Unfortunately, not all video cameras come with receptacles for microphone jacks. One of my favorite point-and-shoot cameras, which shoots outstanding HD video, has no option for attaching an external microphone. My solution is to use my iPhone as an audio recording device and an external microphone with a jack designed to work with the headphone receptacle.

The other situation requiring a good microphone is when doing voiceovers for your video. If you rely on the microphone on your computer or an inexpensive external microphone, your voice will likely sound “tinny”, and the overall quality of the audio will be noticeably poorer. I invested in a studio-quality microphone with a USB cable to connect to my computer. The better microphone has made a huge difference in the quality of my videos.

A Real World Test of the iPad to Shoot a Video II

In the last post, I began describing my experience using the iPad to shoot and edit video.  This was my first movie project with the iPad in a “field” setting.  The previous videos were done in a controlled setting (my home office).

So, how did things go in the real world where you don’t have so much control over your surroundings and subjects?  You never know whether there will be problems with background noise or shy interviewees who are self-conscious on camera.  Well, it went better than expected.  There was quite a bit of background noise to contend with, as you might imagine at a conference. However, I got around some of that by scheduling interviews in quiet corners away from the crowds. Of course, I wanted to capture some of the noise and activity surrounding the meeting events, so I did try some interviews in the midst of loud crowd scenes.

I was surprised at how well the microphone on the iPad picked up my subject’s voice in spite of the background noise.  However, I ended up having to import those clips to my full iMovie version on my computer to decrease the background noise and enhance my subject’s voice.  These expanded options are not available on the iPad version of iMovie.  All you can do is raise or lower the audio on the clip, but this will raise the volume of the background noise along with the desired audio track.

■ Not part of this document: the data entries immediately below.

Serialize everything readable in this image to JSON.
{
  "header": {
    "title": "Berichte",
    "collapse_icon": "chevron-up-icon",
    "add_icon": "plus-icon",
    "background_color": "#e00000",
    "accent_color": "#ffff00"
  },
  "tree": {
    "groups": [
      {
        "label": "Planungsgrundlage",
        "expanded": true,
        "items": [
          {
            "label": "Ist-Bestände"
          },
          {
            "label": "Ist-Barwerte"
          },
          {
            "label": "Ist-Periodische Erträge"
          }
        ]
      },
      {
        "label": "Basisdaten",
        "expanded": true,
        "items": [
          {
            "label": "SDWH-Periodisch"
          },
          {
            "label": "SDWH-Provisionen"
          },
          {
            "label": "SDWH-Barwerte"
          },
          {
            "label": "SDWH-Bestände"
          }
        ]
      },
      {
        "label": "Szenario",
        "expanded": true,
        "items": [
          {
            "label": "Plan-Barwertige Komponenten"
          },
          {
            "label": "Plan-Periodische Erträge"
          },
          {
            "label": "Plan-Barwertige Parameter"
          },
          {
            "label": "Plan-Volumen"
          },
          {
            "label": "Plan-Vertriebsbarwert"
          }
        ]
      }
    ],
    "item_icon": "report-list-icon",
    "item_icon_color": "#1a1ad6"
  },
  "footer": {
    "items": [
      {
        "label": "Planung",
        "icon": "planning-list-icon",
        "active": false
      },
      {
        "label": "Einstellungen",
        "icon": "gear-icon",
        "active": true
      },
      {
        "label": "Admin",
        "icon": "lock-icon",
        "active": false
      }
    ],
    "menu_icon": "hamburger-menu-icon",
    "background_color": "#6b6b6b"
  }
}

I may do a tutorial later to show how to enhance an audio track (e.g., someone’s voice) while dampening the background noise (using iMovie 11).

Another thing I noticed with the iPad is that it was easy to accidentally cover the mic openings with my hand, especially when my attention was diverted toward dealing with my interview subject.  So I had to be careful how I held the iPad while shooting video.  If you make this mistake, it will definitely muffle your audio, rendering your interview useless.  This has never been an issue with my camcorders, which are designed for capturing video and audio.

In the next post, I’ll continue my critique.